Flora and nature is my inspirational source for the shapes, colors and patterns in my work. As a kid I remember spending hours looking in botanical encyclopedias,
searching for the flowers I had seen on walks in the woods with my grandparents. I tried to understand and learn what plants we saw by redrawing the illustrations of plant
species as I discovered them in the encyclopedia.
For my BA collection I again look at 2D botanical images, only this time I am inspired by Ernst Haeckel prints in the book ‘Art Forms in Nature’, or from photographs of exotic
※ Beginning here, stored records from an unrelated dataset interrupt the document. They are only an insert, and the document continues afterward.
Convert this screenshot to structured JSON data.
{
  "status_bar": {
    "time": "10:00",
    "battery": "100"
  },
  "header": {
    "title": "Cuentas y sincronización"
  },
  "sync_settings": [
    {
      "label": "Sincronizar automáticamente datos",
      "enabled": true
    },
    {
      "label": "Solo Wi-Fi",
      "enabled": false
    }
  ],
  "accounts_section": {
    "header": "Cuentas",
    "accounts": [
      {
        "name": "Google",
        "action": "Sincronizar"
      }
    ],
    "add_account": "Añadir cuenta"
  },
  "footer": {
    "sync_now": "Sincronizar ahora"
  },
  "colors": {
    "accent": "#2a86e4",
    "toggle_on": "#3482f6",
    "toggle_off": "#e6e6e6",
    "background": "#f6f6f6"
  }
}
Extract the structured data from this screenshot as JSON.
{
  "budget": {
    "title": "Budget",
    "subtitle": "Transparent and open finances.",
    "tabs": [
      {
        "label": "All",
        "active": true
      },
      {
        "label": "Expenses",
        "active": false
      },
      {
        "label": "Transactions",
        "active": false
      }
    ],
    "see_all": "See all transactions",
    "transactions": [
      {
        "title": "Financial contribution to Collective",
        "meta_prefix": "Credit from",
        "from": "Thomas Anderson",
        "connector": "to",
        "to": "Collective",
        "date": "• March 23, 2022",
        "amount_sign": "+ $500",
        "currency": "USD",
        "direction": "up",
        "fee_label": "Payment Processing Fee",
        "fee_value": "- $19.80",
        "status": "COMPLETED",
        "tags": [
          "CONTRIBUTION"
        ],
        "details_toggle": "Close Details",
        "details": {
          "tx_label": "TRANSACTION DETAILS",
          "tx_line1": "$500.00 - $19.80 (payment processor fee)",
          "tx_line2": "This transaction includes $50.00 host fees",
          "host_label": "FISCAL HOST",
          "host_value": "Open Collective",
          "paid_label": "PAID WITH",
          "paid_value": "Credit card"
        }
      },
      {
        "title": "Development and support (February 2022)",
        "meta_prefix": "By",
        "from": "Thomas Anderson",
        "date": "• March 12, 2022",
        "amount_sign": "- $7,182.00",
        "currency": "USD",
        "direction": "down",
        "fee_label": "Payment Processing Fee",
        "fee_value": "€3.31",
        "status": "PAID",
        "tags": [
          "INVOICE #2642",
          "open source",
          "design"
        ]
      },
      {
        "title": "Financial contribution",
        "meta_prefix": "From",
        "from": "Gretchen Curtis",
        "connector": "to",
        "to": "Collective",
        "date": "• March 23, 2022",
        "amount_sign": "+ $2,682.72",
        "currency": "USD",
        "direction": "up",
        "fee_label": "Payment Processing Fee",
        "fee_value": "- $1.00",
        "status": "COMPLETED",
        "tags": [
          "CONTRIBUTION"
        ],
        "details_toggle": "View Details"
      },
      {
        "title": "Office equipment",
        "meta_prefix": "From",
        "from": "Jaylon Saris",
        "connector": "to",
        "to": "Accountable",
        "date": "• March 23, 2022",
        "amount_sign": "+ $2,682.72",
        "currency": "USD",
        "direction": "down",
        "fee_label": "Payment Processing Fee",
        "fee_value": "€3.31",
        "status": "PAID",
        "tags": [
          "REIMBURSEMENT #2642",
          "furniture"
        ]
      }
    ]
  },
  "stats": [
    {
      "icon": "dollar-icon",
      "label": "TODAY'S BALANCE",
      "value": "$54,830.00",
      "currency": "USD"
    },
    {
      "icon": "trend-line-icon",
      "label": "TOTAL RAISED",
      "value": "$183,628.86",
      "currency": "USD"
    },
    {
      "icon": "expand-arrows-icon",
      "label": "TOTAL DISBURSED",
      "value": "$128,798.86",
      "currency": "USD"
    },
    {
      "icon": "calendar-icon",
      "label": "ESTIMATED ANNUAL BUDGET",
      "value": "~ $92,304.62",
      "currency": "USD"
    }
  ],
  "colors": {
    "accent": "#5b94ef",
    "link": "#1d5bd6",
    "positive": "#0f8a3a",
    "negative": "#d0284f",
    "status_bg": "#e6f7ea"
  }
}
flowers I find on the internet. The 2D interpretation of botanicas is always my first point of reference – I enjoy the visual analysis that others offer of a complex and delicate physical form. This visual analysis is the first stage of my design process but it informs and evolves into a sequence of design and fabrication stages that result in my collection of jewellery.
My sequence is this: after looking I draw my own interpretations on computer with
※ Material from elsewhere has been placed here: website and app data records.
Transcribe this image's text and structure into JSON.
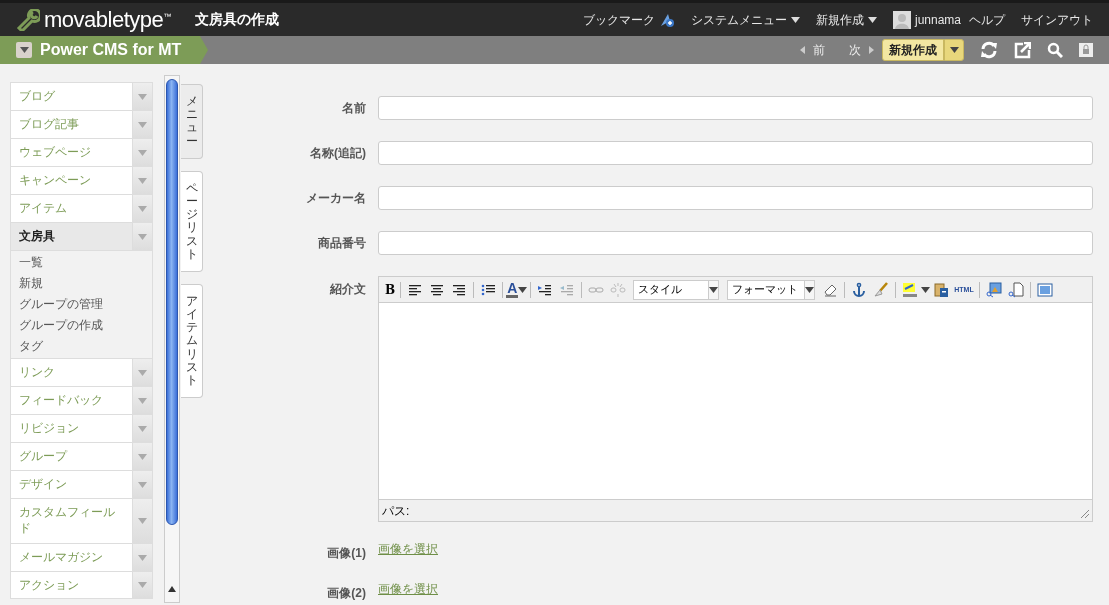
{
  "header": {
    "logo": "movabletype",
    "logo_mark": "™",
    "title": "文房具の作成",
    "menu": [
      {
        "label": "ブックマーク",
        "kind": "bookmark"
      },
      {
        "label": "システムメニュー",
        "kind": "dropdown"
      },
      {
        "label": "新規作成",
        "kind": "dropdown"
      },
      {
        "label": "junnama",
        "kind": "user"
      },
      {
        "label": "ヘルプ",
        "kind": "link"
      },
      {
        "label": "サインアウト",
        "kind": "link"
      }
    ]
  },
  "site_bar": {
    "site": "Power CMS for MT",
    "prev": "前",
    "next": "次",
    "create_button": "新規作成"
  },
  "sidebar": {
    "items": [
      {
        "label": "ブログ",
        "expanded": false
      },
      {
        "label": "ブログ記事",
        "expanded": false
      },
      {
        "label": "ウェブページ",
        "expanded": false
      },
      {
        "label": "キャンペーン",
        "expanded": false
      },
      {
        "label": "アイテム",
        "expanded": false
      },
      {
        "label": "文房具",
        "expanded": true,
        "children": [
          {
            "label": "一覧"
          },
          {
            "label": "新規"
          },
          {
            "label": "グループの管理"
          },
          {
            "label": "グループの作成"
          },
          {
            "label": "タグ"
          }
        ]
      },
      {
        "label": "リンク",
        "expanded": false
      },
      {
        "label": "フィードバック",
        "expanded": false
      },
      {
        "label": "リビジョン",
        "expanded": false
      },
      {
        "label": "グループ",
        "expanded": false
      },
      {
        "label": "デザイン",
        "expanded": false
      },
      {
        "label": "カスタムフィールド",
        "expanded": false
      },
      {
        "label": "メールマガジン",
        "expanded": false
      },
      {
        "label": "アクション",
        "expanded": false
      }
    ]
  },
  "side_tabs": [
    {
      "label": "メニュー",
      "selected": true
    },
    {
      "label": "ページリスト",
      "selected": false
    },
    {
      "label": "アイテムリスト",
      "selected": false
    }
  ],
  "form": {
    "fields": [
      {
        "label": "名前",
        "kind": "text"
      },
      {
        "label": "名称(追記)",
        "kind": "text"
      },
      {
        "label": "メーカー名",
        "kind": "text"
      },
      {
        "label": "商品番号",
        "kind": "text"
      },
      {
        "label": "紹介文",
        "kind": "editor"
      },
      {
        "label": "画像(1)",
        "kind": "image",
        "link": "画像を選択"
      },
      {
        "label": "画像(2)",
        "kind": "image",
        "link": "画像を選択"
      }
    ],
    "editor": {
      "bold": "B",
      "font_color": "A",
      "style_select": "スタイル",
      "format_select": "フォーマット",
      "html_button": "HTML",
      "path": "パス:"
    }
  }
}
Rhino software. This graphic transformation begins with a regular symmetrical pattern that I deform by swooping, turning and distorting on the computer. From this
manipulation I select a final pattern that is laser cut into plexiglass. The plexiglass cut-out behaves as press block onto which I press-form titanium and silver sheet. The press-forming gives a relief of the pattern in the metal sheet, and i cut along the lines of the pattern in metal with a piercing saw. I push out sections to curl details and petals that grow out of the flat pattern and bring my drawings back to life. The pieces return to the impression of exotic plants, flowers, insects. I return to nature but now in 3D, growing on to the person who wears my jewellery.
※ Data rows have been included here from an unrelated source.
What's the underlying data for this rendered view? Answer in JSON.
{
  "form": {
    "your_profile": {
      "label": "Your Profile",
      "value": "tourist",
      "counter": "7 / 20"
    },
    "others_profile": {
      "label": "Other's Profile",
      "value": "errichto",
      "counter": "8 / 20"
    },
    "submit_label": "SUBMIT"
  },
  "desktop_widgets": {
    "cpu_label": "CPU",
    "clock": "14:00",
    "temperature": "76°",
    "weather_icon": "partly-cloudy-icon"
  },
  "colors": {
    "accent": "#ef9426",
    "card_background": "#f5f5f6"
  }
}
This is my design process and I see it as another version of what I did when I was a kid.
Every piece I made went through the same design and fabrication processes but each result is very different. For me the jewellery is an interesting balance of computer drawing and technology with hand-making skills. The sequence of my designing and making can happen with both, and I like that.